YOUR ASSIGNMENT = Each line from the one containing "Output a JSON" to the end of the listing below must be retyped exactly, with no line left out and none added.

GIVEN RECORDS =
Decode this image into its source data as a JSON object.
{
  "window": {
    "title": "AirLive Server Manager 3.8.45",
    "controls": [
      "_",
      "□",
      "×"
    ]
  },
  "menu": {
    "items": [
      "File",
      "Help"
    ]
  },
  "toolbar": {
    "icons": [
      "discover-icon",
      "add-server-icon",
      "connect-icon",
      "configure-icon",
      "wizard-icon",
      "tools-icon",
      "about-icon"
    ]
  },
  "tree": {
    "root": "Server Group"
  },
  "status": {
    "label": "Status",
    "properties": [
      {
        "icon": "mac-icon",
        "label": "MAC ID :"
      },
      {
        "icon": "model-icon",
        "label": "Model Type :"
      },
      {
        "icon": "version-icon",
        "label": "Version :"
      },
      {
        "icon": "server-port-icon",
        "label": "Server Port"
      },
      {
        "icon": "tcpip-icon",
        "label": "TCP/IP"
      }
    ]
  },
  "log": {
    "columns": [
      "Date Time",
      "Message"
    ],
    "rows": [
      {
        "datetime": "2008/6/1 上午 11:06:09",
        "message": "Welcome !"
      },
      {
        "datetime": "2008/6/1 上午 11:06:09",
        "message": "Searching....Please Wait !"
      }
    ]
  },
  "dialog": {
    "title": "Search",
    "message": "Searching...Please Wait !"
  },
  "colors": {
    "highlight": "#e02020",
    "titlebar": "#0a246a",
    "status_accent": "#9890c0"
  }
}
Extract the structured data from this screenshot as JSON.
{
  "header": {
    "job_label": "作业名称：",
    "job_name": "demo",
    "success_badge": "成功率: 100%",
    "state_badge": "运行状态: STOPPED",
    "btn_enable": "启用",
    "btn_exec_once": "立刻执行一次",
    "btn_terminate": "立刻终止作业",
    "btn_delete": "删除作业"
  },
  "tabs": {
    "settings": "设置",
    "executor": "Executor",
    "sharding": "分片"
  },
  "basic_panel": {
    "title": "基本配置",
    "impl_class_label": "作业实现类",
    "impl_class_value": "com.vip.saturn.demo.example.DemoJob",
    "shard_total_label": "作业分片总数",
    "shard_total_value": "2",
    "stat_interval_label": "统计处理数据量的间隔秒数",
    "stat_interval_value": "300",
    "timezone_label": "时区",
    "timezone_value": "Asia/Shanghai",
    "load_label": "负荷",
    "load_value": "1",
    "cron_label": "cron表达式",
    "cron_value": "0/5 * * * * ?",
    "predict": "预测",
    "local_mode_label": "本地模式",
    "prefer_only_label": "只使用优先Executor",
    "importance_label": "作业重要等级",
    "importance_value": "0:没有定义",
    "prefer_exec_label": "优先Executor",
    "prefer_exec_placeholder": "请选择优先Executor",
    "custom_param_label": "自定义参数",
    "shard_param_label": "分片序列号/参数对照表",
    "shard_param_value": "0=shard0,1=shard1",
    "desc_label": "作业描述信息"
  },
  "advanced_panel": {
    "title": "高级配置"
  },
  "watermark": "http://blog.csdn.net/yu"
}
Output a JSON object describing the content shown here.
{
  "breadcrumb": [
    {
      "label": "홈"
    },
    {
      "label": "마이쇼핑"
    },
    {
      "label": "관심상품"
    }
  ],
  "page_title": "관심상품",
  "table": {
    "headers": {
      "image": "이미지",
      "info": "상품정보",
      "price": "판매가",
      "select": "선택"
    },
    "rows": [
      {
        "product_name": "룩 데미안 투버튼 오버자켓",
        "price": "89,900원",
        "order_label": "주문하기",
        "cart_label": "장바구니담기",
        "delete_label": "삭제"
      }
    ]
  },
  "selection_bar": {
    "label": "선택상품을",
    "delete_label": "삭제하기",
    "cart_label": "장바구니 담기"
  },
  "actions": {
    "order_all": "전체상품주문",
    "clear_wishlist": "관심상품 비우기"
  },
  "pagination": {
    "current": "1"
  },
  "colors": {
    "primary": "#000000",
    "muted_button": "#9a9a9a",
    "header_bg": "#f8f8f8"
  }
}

SOLUTION FOR THIS TASK =
Output a JSON object describing the content shown here.
{
  "breadcrumb": [
    {
      "label": "홈"
    },
    {
      "label": "마이쇼핑"
    },
    {
      "label": "관심상품"
    }
  ],
  "page_title": "관심상품",
  "table": {
    "headers": {
      "image": "이미지",
      "info": "상품정보",
      "price": "판매가",
      "select": "선택"
    },
    "rows": [
      {
        "product_name": "룩 데미안 투버튼 오버자켓",
        "price": "89,900원",
        "order_label": "주문하기",
        "cart_label": "장바구니담기",
        "delete_label": "삭제"
      }
    ]
  },
  "selection_bar": {
    "label": "선택상품을",
    "delete_label": "삭제하기",
    "cart_label": "장바구니 담기"
  },
  "actions": {
    "order_all": "전체상품주문",
    "clear_wishlist": "관심상품 비우기"
  },
  "pagination": {
    "current": "1"
  },
  "colors": {
    "primary": "#000000",
    "muted_button": "#9a9a9a",
    "header_bg": "#f8f8f8"
  }
}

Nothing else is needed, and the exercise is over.